In the Session Long Project, you are encouraged to use your own life experiences and opinions in your essays.
Keynes vs. Hayek: The Rise of the Chicago School of Economics
from government intervention in the production and distribution of goods and services. After World War II, governments were trying to rebuild their economies from the ground up. They looked to the ideas of the top economists of their day for guidance. These ideas have shaped economic
systems and the idea of economic freedom
for many years.
The ideas of John Maynard Keynes and Friedrich von Hayek have dominated the economic
landscape since the end of World War II. Both of these influential economists had distinct ideas about economic freedom
, ideas that were very clearly in opposition to each other.
Federal Reserve Bank of San Francisco. Major Schools of Economic
Theory: Keynesian School. Retreived August 12, 2009 from: www.frbsf.org/publications/education/greateconomists/grtschls.html#A8
Yergin, Daniel and J. Stanislaw. (1998) "The Chicago School" Excerpt from Commanding Heights pp. 145-149. Retreived August 12, 2009 from: www.pbs.org/wgbh/commandingheights/shared/pdf/ess_chicagoschool.pdf
"The Battle of Ideas: The Core Debate- Markets vs Government"-Video Clip: www.pbs.org/wgbh/commandingheights/shared/minitextlo/vid_friedrichvonhayek.html
The above link provides a two-minute video clip that explains the ideological differences between Keynes and Hayek. You can also click on www.pbs.org/wgbh/commandingheights; then choose the "Battle of Ideas, The Core Debate" clip (choose the media player your computer is equipped with).
"2005 Index of Economic Freedom
Following World War II, one major economic
question dealt with the appropriate role for government in the economy. John Maynard Keynes, an English economist, developed theories that called for a large role for government in the economy. Daniel Yergin and Joseph Stanislaw (1998), explain Keynes' argument in this way: "The government would borrow money to spend on such things as public works; and that deficit spending, in turn, would create jobs and increase purchasing power. Striving to balance the government's budget during a slump would make things worse, not better. Keynes's analysis laid the basis for the field of macroeconomics, which treats the economy as a whole and focuses on government's use of fiscal policy--spending, deficits, and tax. These tools could be used to manage aggregate demand and thus ensure full employment. As a corollary, the government would cut back its spending during times of recovery and expansion."

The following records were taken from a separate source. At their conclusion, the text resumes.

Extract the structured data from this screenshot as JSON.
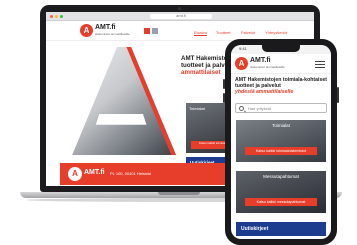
{
  "colors": {
    "brand_red": "#e73d2b",
    "navy": "#1d3b8f"
  },
  "browser": {
    "url": "amt.fi"
  },
  "site": {
    "brand": "AMT.fi",
    "tagline": "Hakemistot ammattilaisille",
    "nav": [
      "Etusivu",
      "Tuotteet",
      "Palvelut",
      "Yhteystiedot"
    ],
    "hero_title": "AMT Hakemistojen toimiala-kohtaiset tuotteet ja palvelut",
    "hero_title_accent": "ammattilaiset",
    "card_title": "Toimialat",
    "card_button": "Katso kaikki toimialat",
    "uutiskirjeet": "Uutiskirjeet",
    "footer_text": "PL 100, 00401 Helsinki"
  },
  "phone": {
    "time": "9:41",
    "brand": "AMT.fi",
    "tagline": "Hakemistot ammattilaisille",
    "title": "AMT Hakemistojen toimiala-kohtaiset tuotteet ja palvelut",
    "title_accent": "yhdestä ammattilaiselle",
    "search_placeholder": "Hae yrityksiä",
    "card1_title": "Toimialat",
    "card1_button": "Katso kaikki toimialahakemistot",
    "card2_title": "Messutapahtumat",
    "card2_button": "Katso kaikki messutapahtumat",
    "uutiskirjeet": "Uutiskirjeet"
  }
}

Keynes' views on economics
were challenged by Friedrich von Hayek who argued that "The problem was that under central planning, there was no economic

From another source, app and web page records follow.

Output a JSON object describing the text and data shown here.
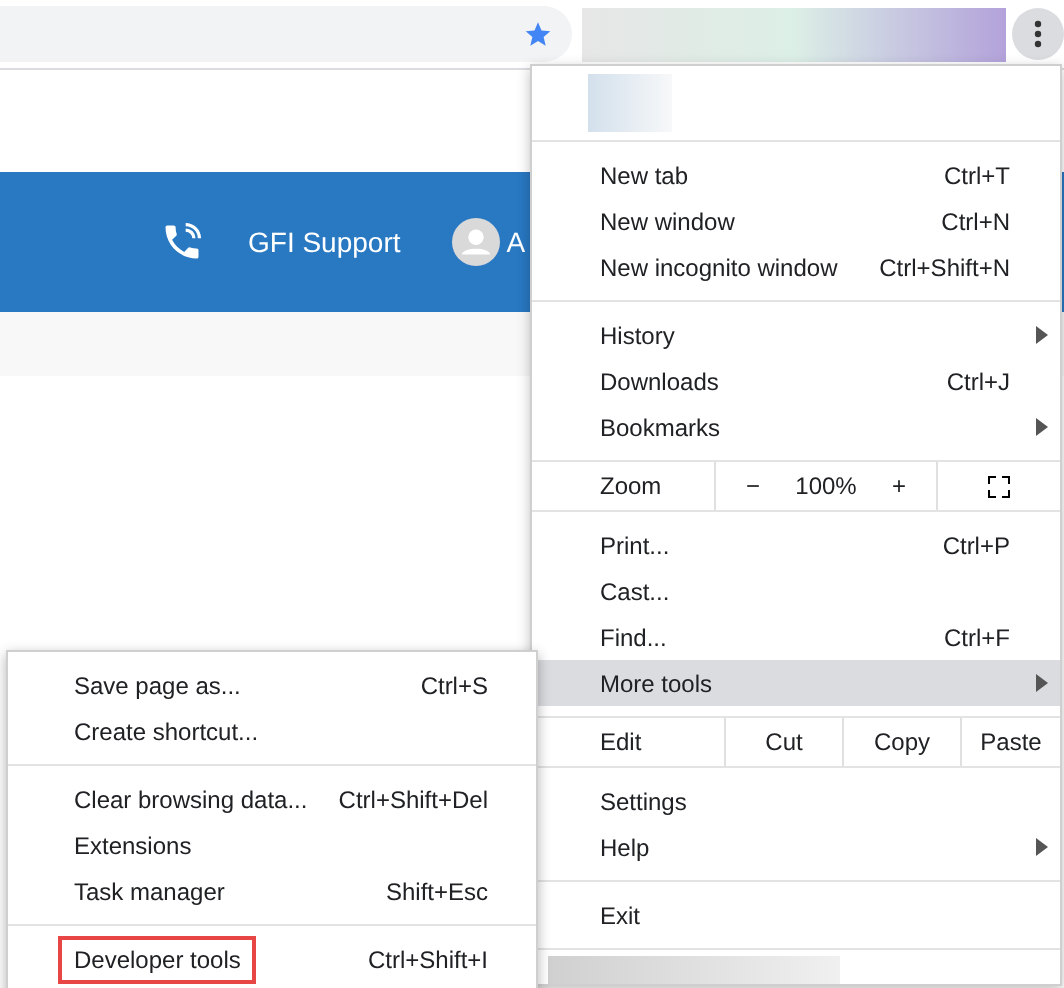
{
  "toolbar": {
    "starred": true
  },
  "page": {
    "header": {
      "support_label": "GFI Support",
      "user_initial": "A"
    }
  },
  "main_menu": {
    "groups": [
      [
        {
          "kind": "profile"
        }
      ],
      [
        {
          "kind": "item",
          "label": "New tab",
          "shortcut": "Ctrl+T",
          "has_submenu": false,
          "selected": false
        },
        {
          "kind": "item",
          "label": "New window",
          "shortcut": "Ctrl+N",
          "has_submenu": false,
          "selected": false
        },
        {
          "kind": "item",
          "label": "New incognito window",
          "shortcut": "Ctrl+Shift+N",
          "has_submenu": false,
          "selected": false
        }
      ],
      [
        {
          "kind": "item",
          "label": "History",
          "has_submenu": true,
          "selected": false
        },
        {
          "kind": "item",
          "label": "Downloads",
          "shortcut": "Ctrl+J",
          "has_submenu": false,
          "selected": false
        },
        {
          "kind": "item",
          "label": "Bookmarks",
          "has_submenu": true,
          "selected": false
        }
      ],
      [
        {
          "kind": "zoom",
          "label": "Zoom",
          "minus": "−",
          "value": "100%",
          "plus": "+"
        }
      ],
      [
        {
          "kind": "item",
          "label": "Print...",
          "shortcut": "Ctrl+P",
          "has_submenu": false,
          "selected": false
        },
        {
          "kind": "item",
          "label": "Cast...",
          "has_submenu": false,
          "selected": false
        },
        {
          "kind": "item",
          "label": "Find...",
          "shortcut": "Ctrl+F",
          "has_submenu": false,
          "selected": false
        },
        {
          "kind": "item",
          "label": "More tools",
          "has_submenu": true,
          "selected": true
        }
      ],
      [
        {
          "kind": "edit",
          "label": "Edit",
          "actions": [
            "Cut",
            "Copy",
            "Paste"
          ]
        }
      ],
      [
        {
          "kind": "item",
          "label": "Settings",
          "has_submenu": false,
          "selected": false
        },
        {
          "kind": "item",
          "label": "Help",
          "has_submenu": true,
          "selected": false
        }
      ],
      [
        {
          "kind": "item",
          "label": "Exit",
          "has_submenu": false,
          "selected": false
        }
      ]
    ]
  },
  "submenu": {
    "groups": [
      [
        {
          "label": "Save page as...",
          "shortcut": "Ctrl+S",
          "highlighted": false
        },
        {
          "label": "Create shortcut...",
          "highlighted": false
        }
      ],
      [
        {
          "label": "Clear browsing data...",
          "shortcut": "Ctrl+Shift+Del",
          "highlighted": false
        },
        {
          "label": "Extensions",
          "highlighted": false
        },
        {
          "label": "Task manager",
          "shortcut": "Shift+Esc",
          "highlighted": false
        }
      ],
      [
        {
          "label": "Developer tools",
          "shortcut": "Ctrl+Shift+I",
          "highlighted": true
        }
      ]
    ]
  }
}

calculation--no way to make a rational decision to put this resource here or buy that good there, because there was no price system to weigh the alternatives." Central planners could make technical decisions but not economic

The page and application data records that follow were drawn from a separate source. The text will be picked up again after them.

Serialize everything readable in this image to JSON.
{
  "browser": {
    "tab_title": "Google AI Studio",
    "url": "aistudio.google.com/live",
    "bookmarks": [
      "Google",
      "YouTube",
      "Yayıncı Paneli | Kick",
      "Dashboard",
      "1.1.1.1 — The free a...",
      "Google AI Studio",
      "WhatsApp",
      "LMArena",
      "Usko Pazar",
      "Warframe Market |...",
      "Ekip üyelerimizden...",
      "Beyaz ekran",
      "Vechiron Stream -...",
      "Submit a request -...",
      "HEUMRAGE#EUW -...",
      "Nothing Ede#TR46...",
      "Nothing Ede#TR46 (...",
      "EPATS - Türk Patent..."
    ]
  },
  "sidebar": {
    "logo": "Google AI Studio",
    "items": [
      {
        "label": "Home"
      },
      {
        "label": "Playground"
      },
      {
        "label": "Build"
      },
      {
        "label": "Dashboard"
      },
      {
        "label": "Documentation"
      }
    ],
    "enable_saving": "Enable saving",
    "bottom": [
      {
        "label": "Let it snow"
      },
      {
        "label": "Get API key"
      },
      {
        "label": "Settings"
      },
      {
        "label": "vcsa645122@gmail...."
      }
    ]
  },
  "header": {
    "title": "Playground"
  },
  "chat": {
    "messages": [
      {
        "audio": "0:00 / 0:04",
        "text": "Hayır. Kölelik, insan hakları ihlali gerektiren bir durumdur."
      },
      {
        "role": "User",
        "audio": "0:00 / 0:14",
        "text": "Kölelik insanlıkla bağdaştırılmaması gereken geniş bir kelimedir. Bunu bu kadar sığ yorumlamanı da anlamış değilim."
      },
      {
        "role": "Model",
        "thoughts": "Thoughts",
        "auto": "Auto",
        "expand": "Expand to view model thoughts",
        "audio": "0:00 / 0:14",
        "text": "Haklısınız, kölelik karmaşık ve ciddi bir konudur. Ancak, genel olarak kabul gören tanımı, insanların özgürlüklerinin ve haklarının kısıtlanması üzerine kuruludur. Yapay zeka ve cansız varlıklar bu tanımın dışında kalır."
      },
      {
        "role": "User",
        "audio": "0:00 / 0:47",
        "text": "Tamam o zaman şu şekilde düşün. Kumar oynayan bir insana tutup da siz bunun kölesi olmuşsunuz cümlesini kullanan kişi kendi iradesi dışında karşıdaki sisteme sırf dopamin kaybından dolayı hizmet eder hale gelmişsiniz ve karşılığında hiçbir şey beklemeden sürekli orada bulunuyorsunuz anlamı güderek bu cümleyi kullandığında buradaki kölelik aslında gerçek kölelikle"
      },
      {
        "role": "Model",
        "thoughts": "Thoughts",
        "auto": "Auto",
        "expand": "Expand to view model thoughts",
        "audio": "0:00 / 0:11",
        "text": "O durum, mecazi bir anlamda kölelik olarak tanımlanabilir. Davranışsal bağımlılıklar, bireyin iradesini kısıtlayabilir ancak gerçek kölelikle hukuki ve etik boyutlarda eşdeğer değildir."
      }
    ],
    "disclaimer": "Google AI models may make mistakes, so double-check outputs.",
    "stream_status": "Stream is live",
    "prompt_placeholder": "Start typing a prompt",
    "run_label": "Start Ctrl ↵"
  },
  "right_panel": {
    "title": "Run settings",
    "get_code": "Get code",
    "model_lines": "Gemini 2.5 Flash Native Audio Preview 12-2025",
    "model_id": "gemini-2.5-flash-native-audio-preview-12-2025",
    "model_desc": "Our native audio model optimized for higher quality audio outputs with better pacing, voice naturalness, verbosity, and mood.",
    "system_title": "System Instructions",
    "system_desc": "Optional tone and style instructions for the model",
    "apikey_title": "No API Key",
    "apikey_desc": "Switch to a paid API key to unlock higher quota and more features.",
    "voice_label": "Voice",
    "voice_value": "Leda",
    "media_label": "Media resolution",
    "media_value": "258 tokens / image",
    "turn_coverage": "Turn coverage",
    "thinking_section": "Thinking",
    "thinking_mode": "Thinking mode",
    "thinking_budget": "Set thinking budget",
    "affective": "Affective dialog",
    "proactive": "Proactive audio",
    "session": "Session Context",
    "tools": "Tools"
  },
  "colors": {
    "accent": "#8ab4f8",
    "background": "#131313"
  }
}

ones. Over the rest of the century, that criticism would prove to be extraordinarily prescient. "Socialism shocked our generation," Hayek later said. Yet, he added, it profoundly altered the outlook of idealists returning from the war. "I know, for I was one of them.... Socialism told us that we had been looking for improvement in the wrong direction"(Stanislaw and Yergin 1998).
To Hayek, less government intervention meant more economic freedom
. He believed that when people are free to choose, the economy runs more efficiently. In the United States, the strongest supporters of Hayek's ideas were a group of economists at the University of Chicago. Known as the "Chicago School of Economics
," this loosely formed unofficial group of economists was generally associated with free market libertarianism. The name refers to economists who received their schooling in the Economics
Department at the University of Chicago. To date, nearly half of all Nobel Prizes in Economics
have been won by researchers with ties to Chicago.
Please address the following issues in a 2-3 page paper:
1. In your own words, what is economic freedom
2. How was the Chicago school in direct conflict with the Keynesian school of economic
3. According to the Chicago economists, what should government’s role in the economy be?
4. Do you think there are certain economic
crises that require government intervention (i.e Great Depression, Auto Industry failure, etc.)? Why or why not? (There is no right or wrong answer, but be sure to support your ideas.)
SLP Assignment Expectations:
Use concepts from the modular background readings as well as any good quality resources you can find from the cyberlibrary or other internet search engines. Please be sure to cite all sources within the text and a reference list at the end of the paper.
Length: 2-3 pages double spaced and typed
The following items will be assessed in particular:
Your ability to express your own opinion regarding changes in the economy.
Some in-text references to the modular background readings (APA formatting not required).
The essay should address each element of the assignment. Remember to support your answers with solid references.
*This lesson is courtesy of the Council For Economic
[ Order Custom Essay ]
[ View Full Essay ]